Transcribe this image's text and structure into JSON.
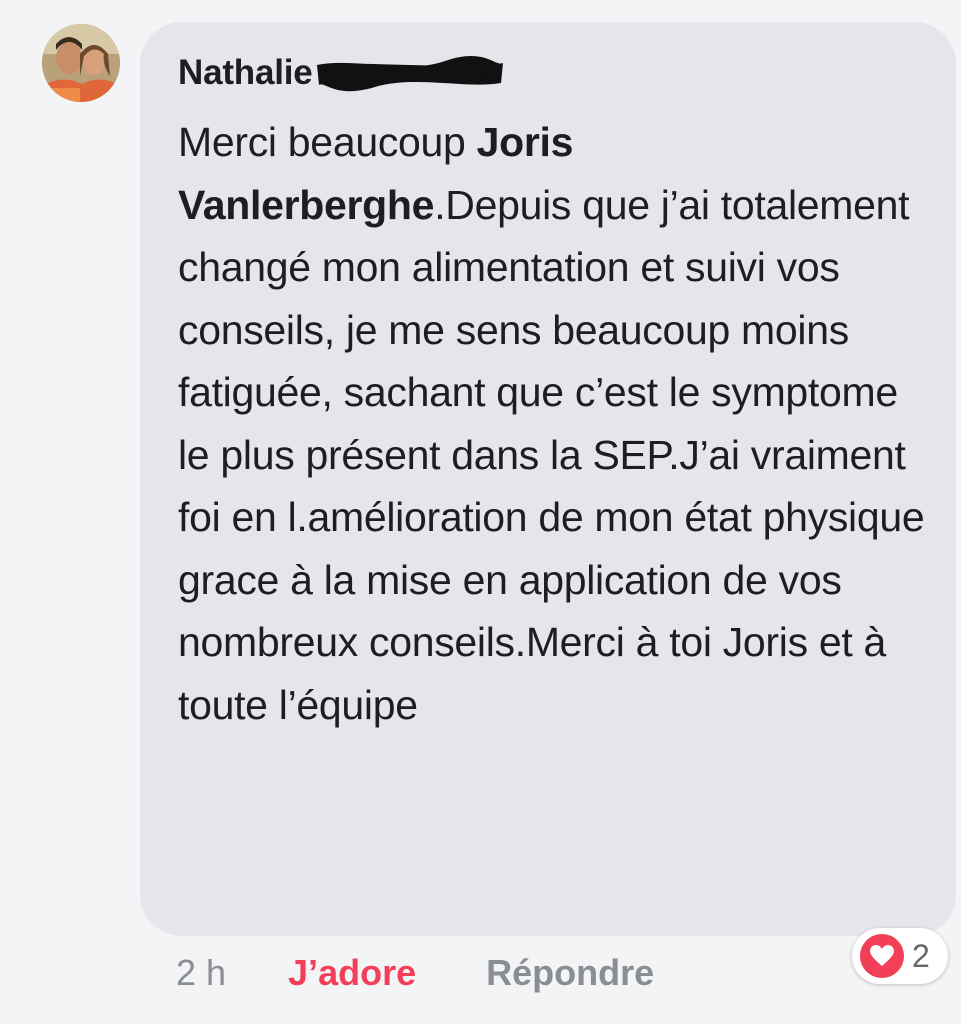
{
  "comment": {
    "author": "Nathalie",
    "text_before_mention": "Merci beaucoup ",
    "mention": "Joris Vanlerberghe",
    "text_after_mention": ".Depuis que j’ai totalement changé mon alimentation et suivi vos conseils, je me sens beaucoup moins fatiguée, sachant que c’est le symptome le plus présent dans la SEP.J’ai vraiment foi en l.amélioration de mon état physique grace à la mise en application de vos nombreux conseils.Merci à toi Joris et à toute l’équipe"
  },
  "meta": {
    "timestamp": "2 h",
    "love_label": "J’adore",
    "reply_label": "Répondre"
  },
  "reactions": {
    "icon": "heart-icon",
    "count": "2",
    "color": "#f33e58"
  }
}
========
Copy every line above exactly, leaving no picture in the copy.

● **EXERCISE ANSWER**:
Transcribe this image's text and structure into JSON.
{
  "comment": {
    "author": "Nathalie",
    "text_before_mention": "Merci beaucoup ",
    "mention": "Joris Vanlerberghe",
    "text_after_mention": ".Depuis que j’ai totalement changé mon alimentation et suivi vos conseils, je me sens beaucoup moins fatiguée, sachant que c’est le symptome le plus présent dans la SEP.J’ai vraiment foi en l.amélioration de mon état physique grace à la mise en application de vos nombreux conseils.Merci à toi Joris et à toute l’équipe"
  },
  "meta": {
    "timestamp": "2 h",
    "love_label": "J’adore",
    "reply_label": "Répondre"
  },
  "reactions": {
    "icon": "heart-icon",
    "count": "2",
    "color": "#f33e58"
  }
}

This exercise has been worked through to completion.